Developing the Resilience Framework for Nursing and Healthcare
Global Qualitative Nursing Research
Despite four decades of resilience research, resilience remains a poor fit for practice as a scientific construct. Using the literature, we explored the concepts attributed to the development of resilience, identifying those that mitigate symptoms of distress caused by adversity and facilitate coping in seven classes of illness: transplants, cancer, mental illness, episodic illness, chronic and painful illness, unexpected events, and illness within a dyadic relationship. We identified protective, compensatory, and challenge-related coping-concept strategies that healthcare workers and patients use during the adversity experience. Healthcare-worker assessment and selection of appropriate coping concepts enable the individual to control their distress, resulting in attainment of equanimity and the state of resilience, permitting the resilient individual to work toward recovery, recalibration, and readjustment.
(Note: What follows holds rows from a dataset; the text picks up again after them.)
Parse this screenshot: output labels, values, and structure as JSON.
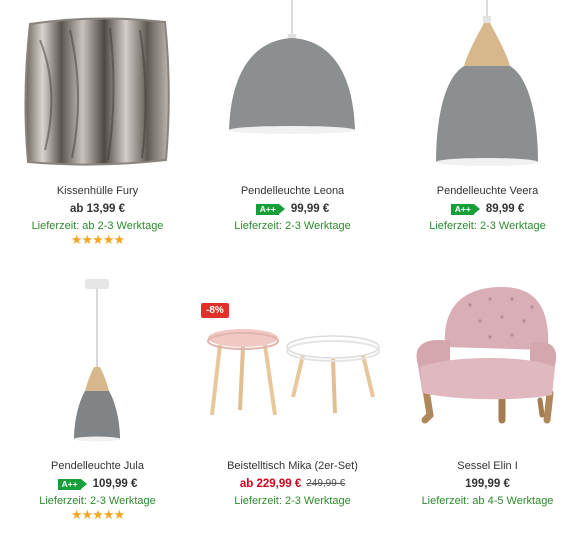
{
  "products": [
    {
      "name": "Kissenhülle Fury",
      "price": "ab 13,99 €",
      "energy": "",
      "old_price": "",
      "delivery": "Lieferzeit: ab 2-3 Werktage",
      "stars": "★★★★★",
      "badge": ""
    },
    {
      "name": "Pendelleuchte Leona",
      "price": "99,99 €",
      "energy": "A++",
      "old_price": "",
      "delivery": "Lieferzeit: 2-3 Werktage",
      "stars": "",
      "badge": ""
    },
    {
      "name": "Pendelleuchte Veera",
      "price": "89,99 €",
      "energy": "A++",
      "old_price": "",
      "delivery": "Lieferzeit: 2-3 Werktage",
      "stars": "",
      "badge": ""
    },
    {
      "name": "Pendelleuchte Jula",
      "price": "109,99 €",
      "energy": "A++",
      "old_price": "",
      "delivery": "Lieferzeit: 2-3 Werktage",
      "stars": "★★★★★",
      "badge": ""
    },
    {
      "name": "Beistelltisch Mika (2er-Set)",
      "price": "ab 229,99 €",
      "energy": "",
      "old_price": "249,99 €",
      "delivery": "Lieferzeit: 2-3 Werktage",
      "stars": "",
      "badge": "-8%"
    },
    {
      "name": "Sessel Elin I",
      "price": "199,99 €",
      "energy": "",
      "old_price": "",
      "delivery": "Lieferzeit: ab 4-5 Werktage",
      "stars": "",
      "badge": ""
    }
  ],
  "colors": {
    "delivery": "#2e8b2e",
    "energy": "#17a03a",
    "sale": "#d0021b",
    "stars": "#f5a623",
    "badge": "#e0302a"
  }
}
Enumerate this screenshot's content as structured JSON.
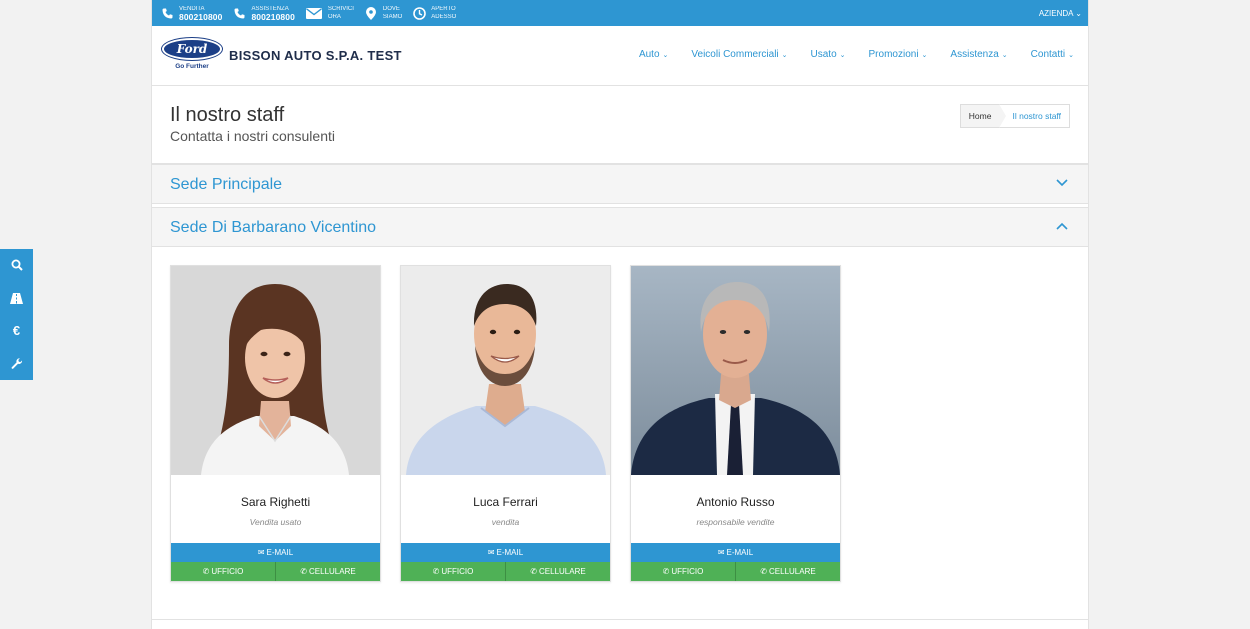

We inductively developed and linked these conceptual components into a dynamic framework, The Resilience Framework for Nursing and Healthcare , making it widely applicable for healthcare across a variety of patients.
Adversity, resilience, coping concepts, equanimity, recovery, caregivers
Morse, Janice M.; Kent-Marvick, Jacqueline; Barry, Lisa A.; Harvey, Jennifer; Okang, Esther Narkie; Rudd, Elizabeth A.; Wang, Ching-Yu; and Williams, Marcia R., "Developing the Resilience Framework for Nursing and Healthcare" (2021). Nursing Student Publications. 1.